Zipse helped expand BMW’s efficient production network in Hungary, China and the US, in a move that delivered industry-leading profit margins.
Under Krueger, BMW was overtaken in 2016 by Mercedes-Benz as the best-selling luxury car brand.
It also had an early lead over US  rival Tesla in electric cars, but scaled back ambitions after its i3 model failed to sell large numbers.
Reithofer initially championed Krueger’s low-key consensus-seeking leadership, but pressured him to roll out electric vehicles more aggressively, forcing Krueger to skip the Paris Motor Show in 2016 to reevaluate BMW’s electric strategy.
Krueger’s reluctance to push low-margin electric vehicles led to an exodus of talented electric vehicle experts, including Christian Senger, now Volkswagen’s (VW) board member responsible for software, and Audi’s Markus Duesmann, who is seen as a future CEO of the company.
Both were poached by VW CEO Herbert Diess, a former BMW board member responsible for research who was himself passed over for BMW’s top job in 2015.
VW has since pushed a radical 80 billion euro ($90 billion) electric car mass production strategy, and a sweeping alliance with Ford.

Other skills
“A CEO needs to have an idea for how mobility will evolve in the future.

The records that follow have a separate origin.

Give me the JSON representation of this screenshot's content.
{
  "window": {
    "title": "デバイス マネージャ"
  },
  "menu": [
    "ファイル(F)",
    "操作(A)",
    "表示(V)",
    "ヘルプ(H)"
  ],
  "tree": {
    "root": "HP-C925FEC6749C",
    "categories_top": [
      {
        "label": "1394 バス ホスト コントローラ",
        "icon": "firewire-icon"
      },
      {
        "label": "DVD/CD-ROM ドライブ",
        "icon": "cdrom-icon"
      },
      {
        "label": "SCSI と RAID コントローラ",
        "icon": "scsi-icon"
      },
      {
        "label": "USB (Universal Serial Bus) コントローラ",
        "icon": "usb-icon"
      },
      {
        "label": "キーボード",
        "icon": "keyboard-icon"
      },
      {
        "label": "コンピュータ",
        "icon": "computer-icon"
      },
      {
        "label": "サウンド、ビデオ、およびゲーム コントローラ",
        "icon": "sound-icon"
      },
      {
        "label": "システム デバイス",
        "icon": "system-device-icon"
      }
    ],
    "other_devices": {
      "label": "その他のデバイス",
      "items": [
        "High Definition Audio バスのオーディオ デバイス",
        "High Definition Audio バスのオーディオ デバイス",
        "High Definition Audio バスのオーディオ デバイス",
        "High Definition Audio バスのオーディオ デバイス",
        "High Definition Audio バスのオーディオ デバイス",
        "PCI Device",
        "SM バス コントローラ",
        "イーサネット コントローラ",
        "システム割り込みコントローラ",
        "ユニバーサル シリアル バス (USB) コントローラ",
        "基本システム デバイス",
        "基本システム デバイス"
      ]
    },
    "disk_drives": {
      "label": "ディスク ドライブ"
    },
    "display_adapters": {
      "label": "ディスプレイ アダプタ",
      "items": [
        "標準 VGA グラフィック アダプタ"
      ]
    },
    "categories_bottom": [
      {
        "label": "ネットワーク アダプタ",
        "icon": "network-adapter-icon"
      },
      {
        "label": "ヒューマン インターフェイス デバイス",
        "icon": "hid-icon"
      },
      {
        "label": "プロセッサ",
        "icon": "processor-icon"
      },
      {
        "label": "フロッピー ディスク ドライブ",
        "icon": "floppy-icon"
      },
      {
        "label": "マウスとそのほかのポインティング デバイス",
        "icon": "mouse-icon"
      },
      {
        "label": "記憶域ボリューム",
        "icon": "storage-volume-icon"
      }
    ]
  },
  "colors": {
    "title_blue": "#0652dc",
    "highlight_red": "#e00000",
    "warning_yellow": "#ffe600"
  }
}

This goes far beyond optimising an existing business,” said Carsten Breitfeld, chief executive of China-based ICONIQ motors, and former BMW engineer. “He needs to build teams, attract talent, and promote a culture oriented along consumer electronics and internet dynamics.”
German manufacturers have dominated the high-performance market for decades, but analysts warn shifts towards sophisticated technology and software is opening the door to new challengers.
“Tesla has a lead of three to four years in areas like software and electronics. There is a risk that the Germans can’t catch up,” UBS analyst Patrick Hummel said.
Germany’s Auto Motor und Sport car magazine, normally quick to champion German manufacturers, this week ran a cover questioning BMW’s future.
“Production expertise is important, but if you want to avoid ending up being a hardware provider for Google or Apple, you need to have the ability to move up the food chain into data and software,” a former BMW board member said.